As a result, many of Norway’s art treasures have remained out of sight for several years – the old National Gallery closed in 2019. To help mitigate this, some major works from the collection have been toured around the country, many visiting the sites they depicted .

Hindsbo interviewed me a month before opening – the museum looks almost ready and they have just completed basic safety checks. As this marathon project approaches the finish line, what do you hope visitors will feel?

“For a Norwegian audience, I’d say proud,” she says. “To be so proud of what we have in Norway, what kind of group we have. What kind of cultural nation have we become and still are, for much longer than Norwegians think. And for a global audience? I can’t wait to come back.”

Four main spaces in the new museum

Photo: Ewan Ban. Courtesy of the National Museum

hall of light

The museum’s signature space is located on top of the building. The Hall of Light is a tall, cube-shaped square with walls made of thin, translucent layers of marble between glass panes. At night, it will glow with the light of 9,000 energy-efficient LED lights and can be clearly seen from aircraft approaching Oslo’s Gardermoen Airport. Like Tate Modern’s Turbine Hall, it’ll be home to a series of solo artist contemporary commissions, but in form it resembles the glass box that extends over the chimney of the Museum of London. It is 130 meters long and seven meters high.

Frederiksen family group room

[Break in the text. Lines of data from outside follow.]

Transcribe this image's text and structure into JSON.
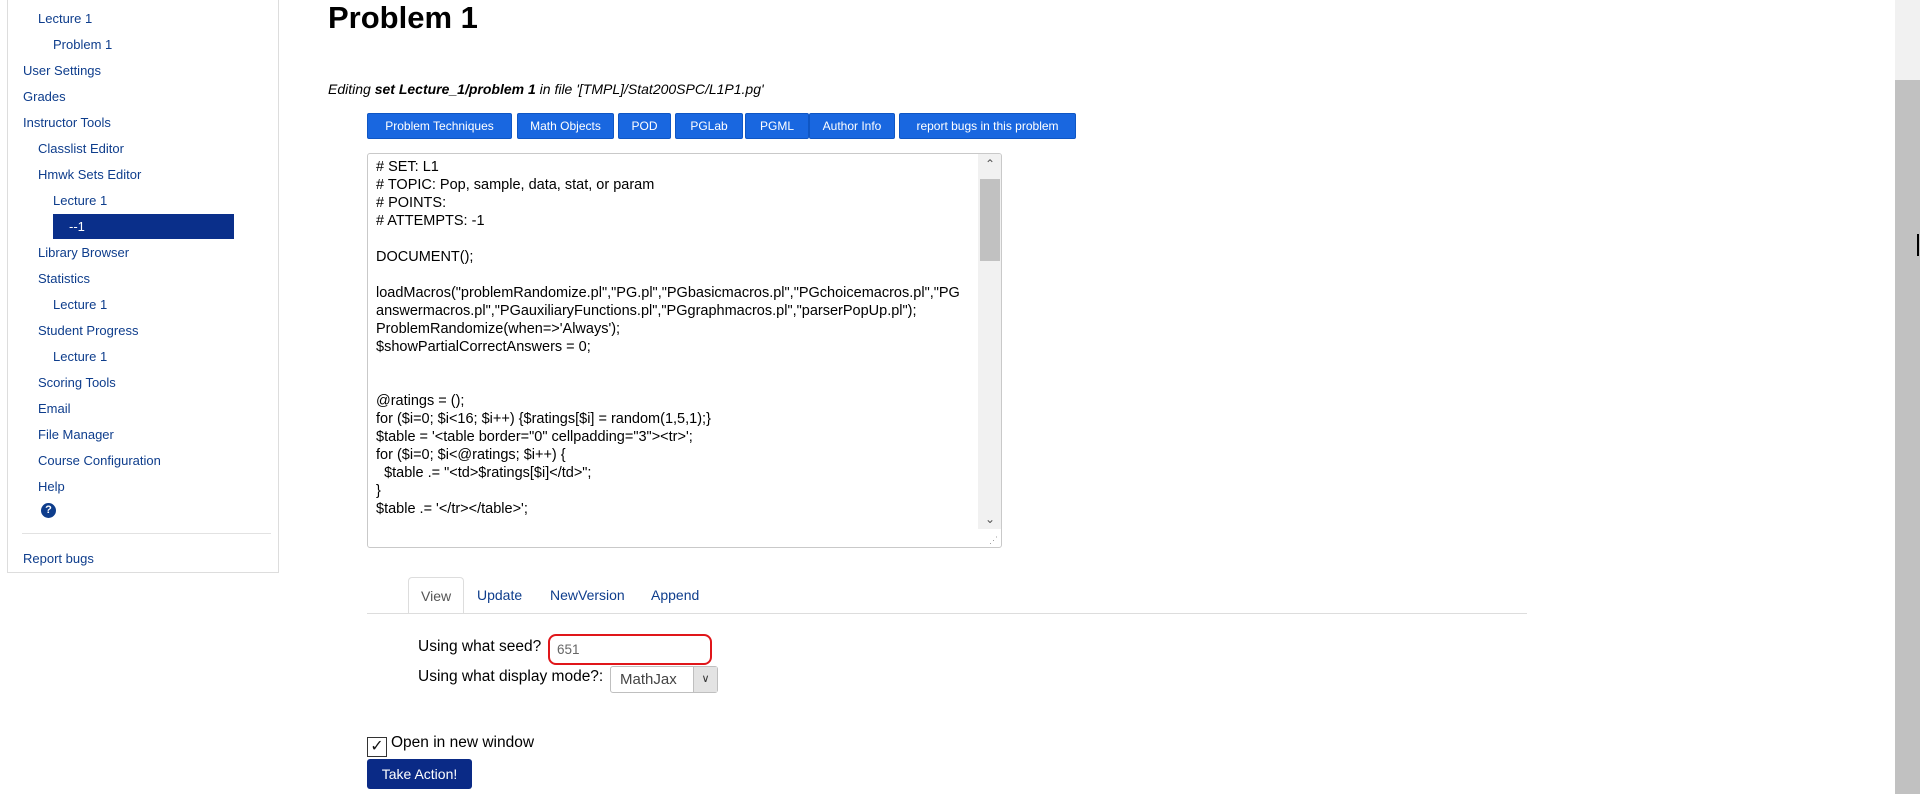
{
  "sidebar": {
    "items": [
      {
        "label": "Lecture 1",
        "level": 1
      },
      {
        "label": "Problem 1",
        "level": 2
      },
      {
        "label": "User Settings",
        "level": 0
      },
      {
        "label": "Grades",
        "level": 0
      },
      {
        "label": "Instructor Tools",
        "level": 0
      },
      {
        "label": "Classlist Editor",
        "level": 1
      },
      {
        "label": "Hmwk Sets Editor",
        "level": 1
      },
      {
        "label": "Lecture 1",
        "level": 2
      },
      {
        "label": "--1",
        "level": 2,
        "active": true
      },
      {
        "label": "Library Browser",
        "level": 1
      },
      {
        "label": "Statistics",
        "level": 1
      },
      {
        "label": "Lecture 1",
        "level": 2
      },
      {
        "label": "Student Progress",
        "level": 1
      },
      {
        "label": "Lecture 1",
        "level": 2
      },
      {
        "label": "Scoring Tools",
        "level": 1
      },
      {
        "label": "Email",
        "level": 1
      },
      {
        "label": "File Manager",
        "level": 1
      },
      {
        "label": "Course Configuration",
        "level": 1
      },
      {
        "label": "Help",
        "level": 1
      }
    ],
    "help_icon": "question-circle-icon",
    "report_bugs": "Report bugs"
  },
  "main": {
    "title": "Problem 1",
    "editing": {
      "prefix": "Editing ",
      "set_ref": "set Lecture_1/problem 1",
      "middle": " in file '",
      "file": "[TMPL]/Stat200SPC/L1P1.pg",
      "suffix": "'"
    },
    "toolbar": [
      "Problem Techniques",
      "Math Objects",
      "POD",
      "PGLab",
      "PGML",
      "Author Info",
      "report bugs in this problem"
    ],
    "code": "# SET: L1\n# TOPIC: Pop, sample, data, stat, or param\n# POINTS:\n# ATTEMPTS: -1\n\nDOCUMENT();\n\nloadMacros(\"problemRandomize.pl\",\"PG.pl\",\"PGbasicmacros.pl\",\"PGchoicemacros.pl\",\"PGanswermacros.pl\",\"PGauxiliaryFunctions.pl\",\"PGgraphmacros.pl\",\"parserPopUp.pl\");\nProblemRandomize(when=>'Always');\n$showPartialCorrectAnswers = 0;\n\n\n@ratings = ();\nfor ($i=0; $i<16; $i++) {$ratings[$i] = random(1,5,1);}\n$table = '<table border=\"0\" cellpadding=\"3\"><tr>';\nfor ($i=0; $i<@ratings; $i++) {\n  $table .= \"<td>$ratings[$i]</td>\";\n}\n$table .= '</tr></table>';",
    "tabs": [
      "View",
      "Update",
      "NewVersion",
      "Append"
    ],
    "active_tab": "View",
    "seed_label": "Using what seed?",
    "seed_value": "651",
    "display_mode_label": "Using what display mode?:",
    "display_mode_value": "MathJax",
    "open_new_window_label": "Open in new window",
    "open_new_window_checked": true,
    "take_action_label": "Take Action!"
  },
  "colors": {
    "link": "#0e3d8c",
    "toolbar_button": "#1967e0",
    "active_nav": "#0a2f8a",
    "take_action": "#0a2a86",
    "seed_highlight": "#e0161a"
  }
}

Behind the series of exhibitions comprising the museum’s contemporary collection is a private room dedicated to works from the Fredriksen Family Collection. The large exhibition space is highly adaptable, with foldable walls and a curtain system allowing it to be easily divided into smaller spaces, eg for displaying video works. This is to allow displays to quickly adapt to changing situations and also to reduce the physical waste associated with rebuilding exhibitions.

Photo: Anar Bjorgali. Courtesy of the National Museum

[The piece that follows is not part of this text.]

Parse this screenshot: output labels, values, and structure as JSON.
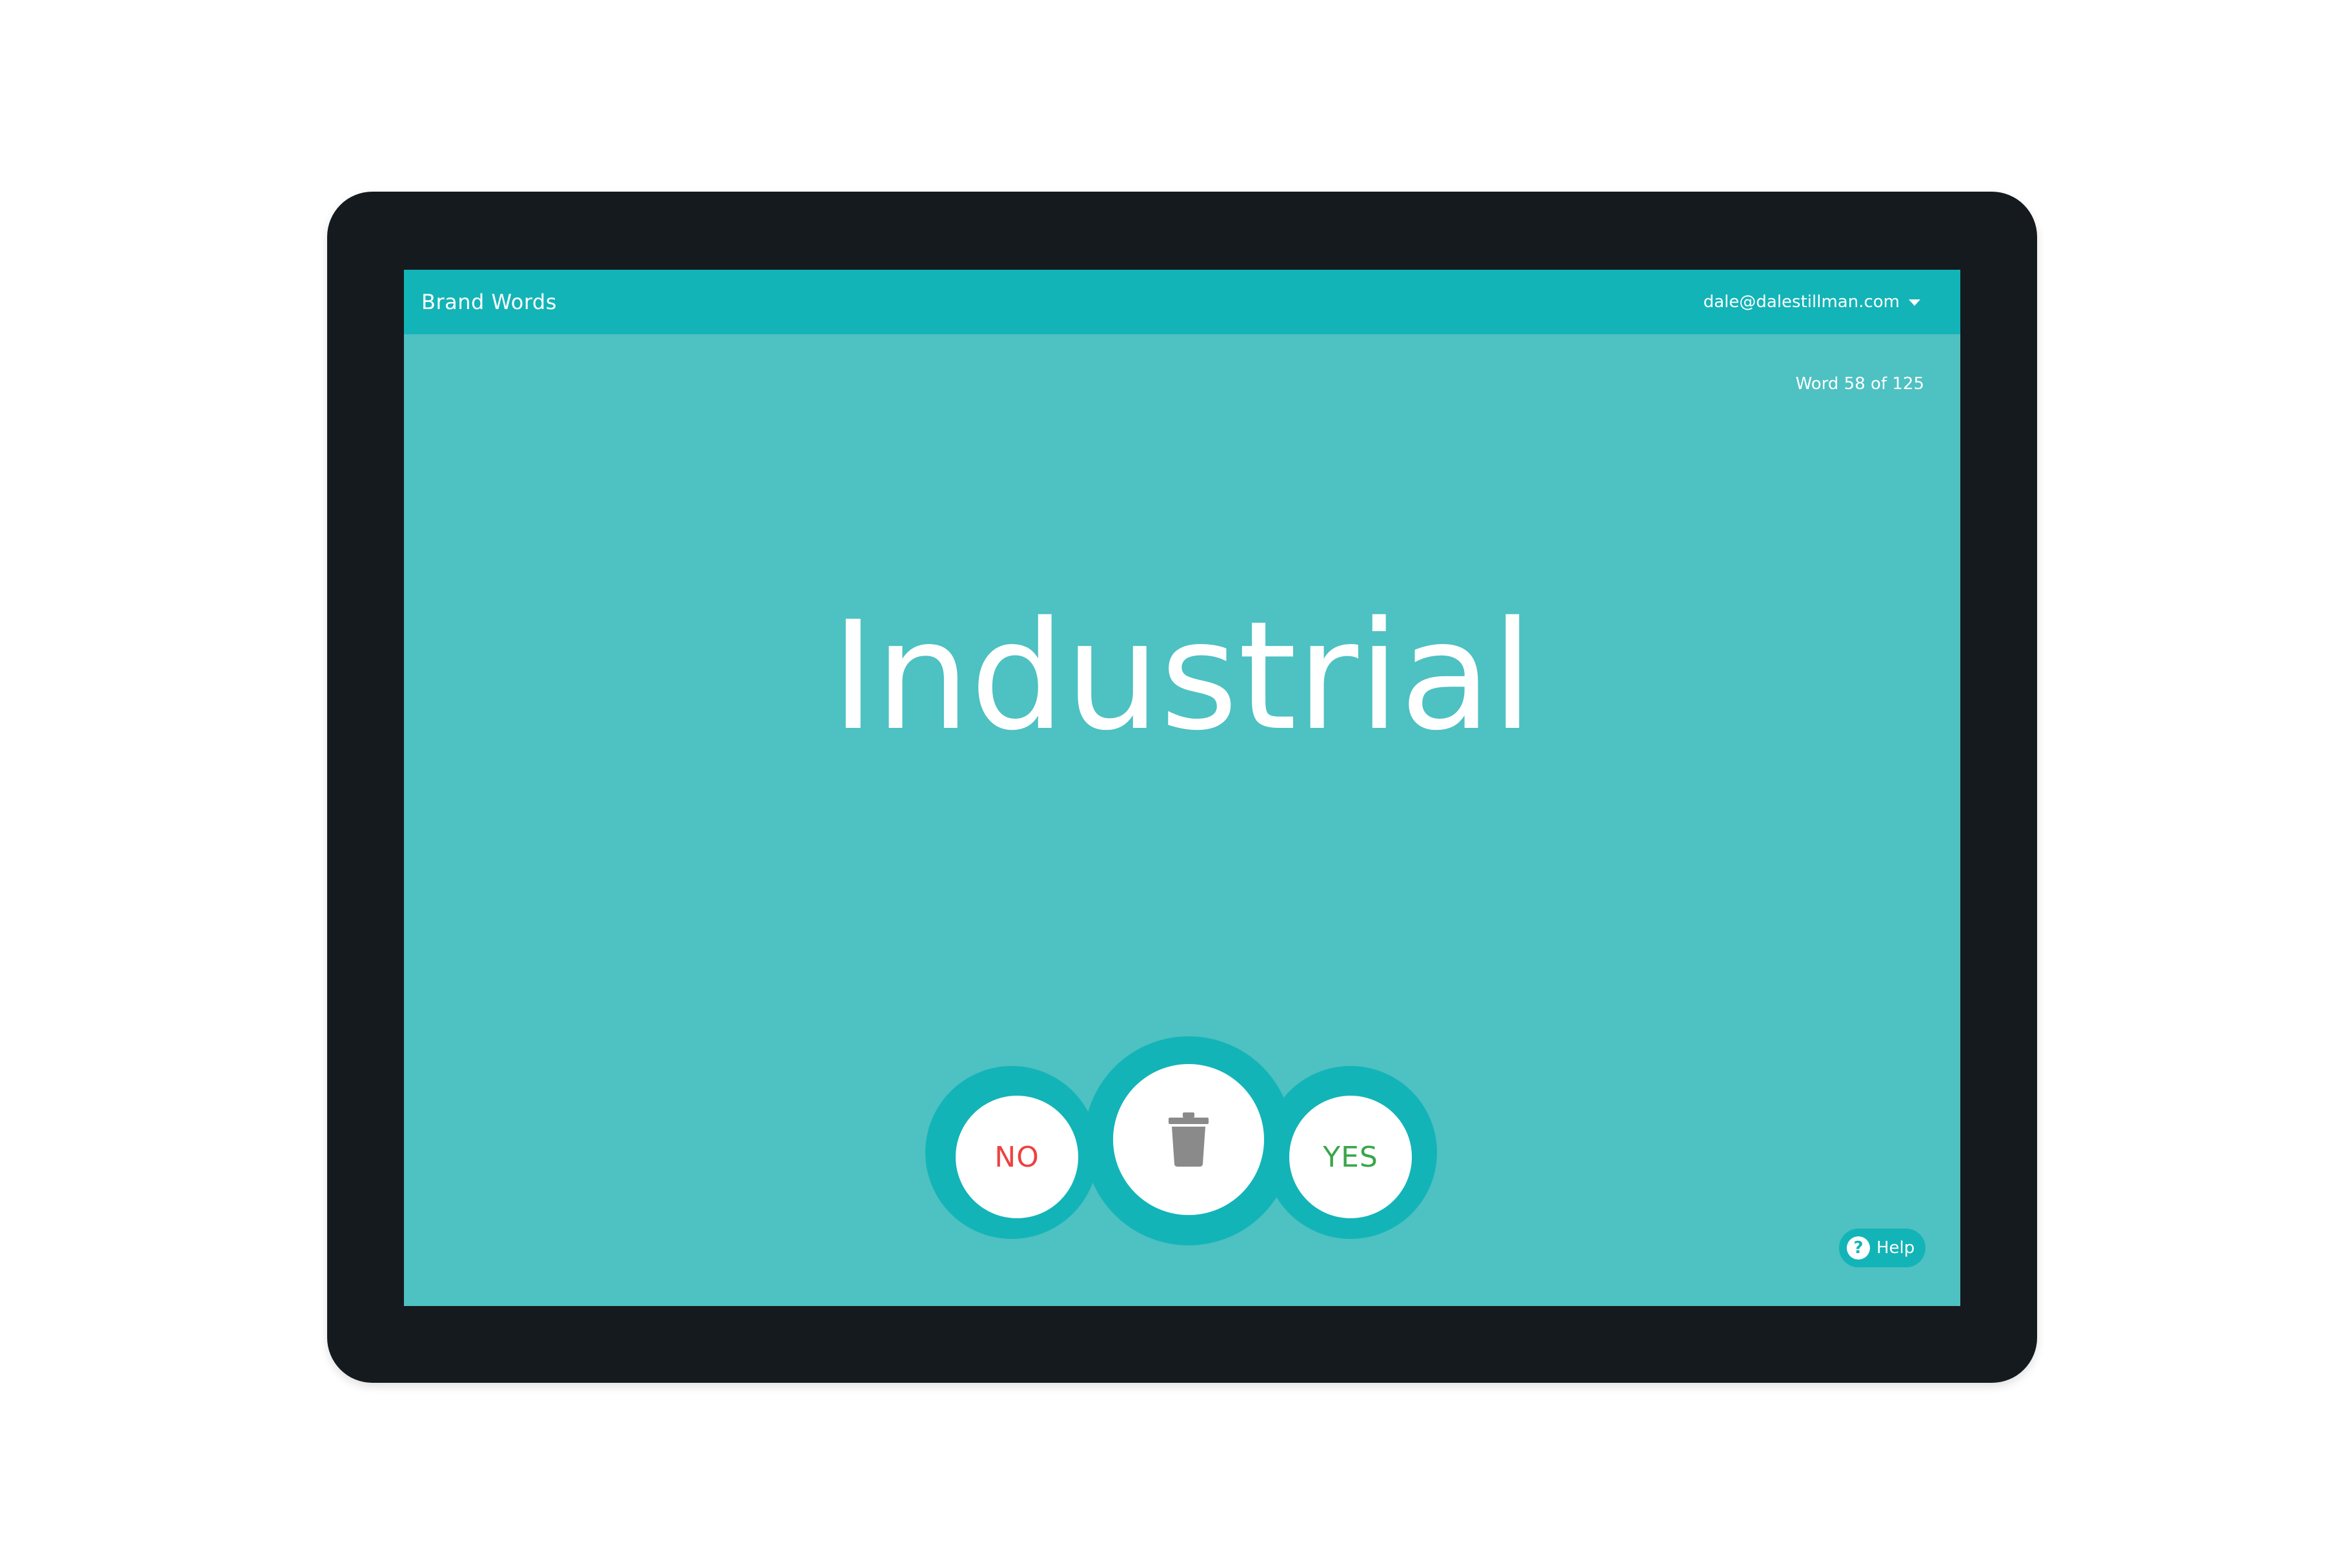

salon

While most of the galleries are windowless or overlook the inner courtyards, the salon on the second floor offers an expansive view of the Oslo Harbor. It will have a bar serving drinks and snacks and a rest area for visitors. The back of space was activated by Sol LeWitt’s Wall Drawing #839Donated by the Norwegian financial services firm Storebrand. The salon overlooks the courtyard café set up behind the old train station buildings in front of the museum, one of which is now home to the Nobel Peace Center.

Photo: Bur Hostland. Courtesy of the National Museum

munch room

Oslo has lost one of its defining areas for more than three years. The closure of the old National Gallery in 2019 meant farewell to the room dedicated to the city’s most famous son of art. Edvard Munch’s new room evokes the old room. It will have 18 panels, including girls on the bridge (1901), Self-portrait with a cigarette (1895), perhaps the second most famous painting in the world, 1893 yelp. More of Munch’s work can be seen in the aisle outside as well as in the main commentary.

• Read more about Norway’s new National Museum here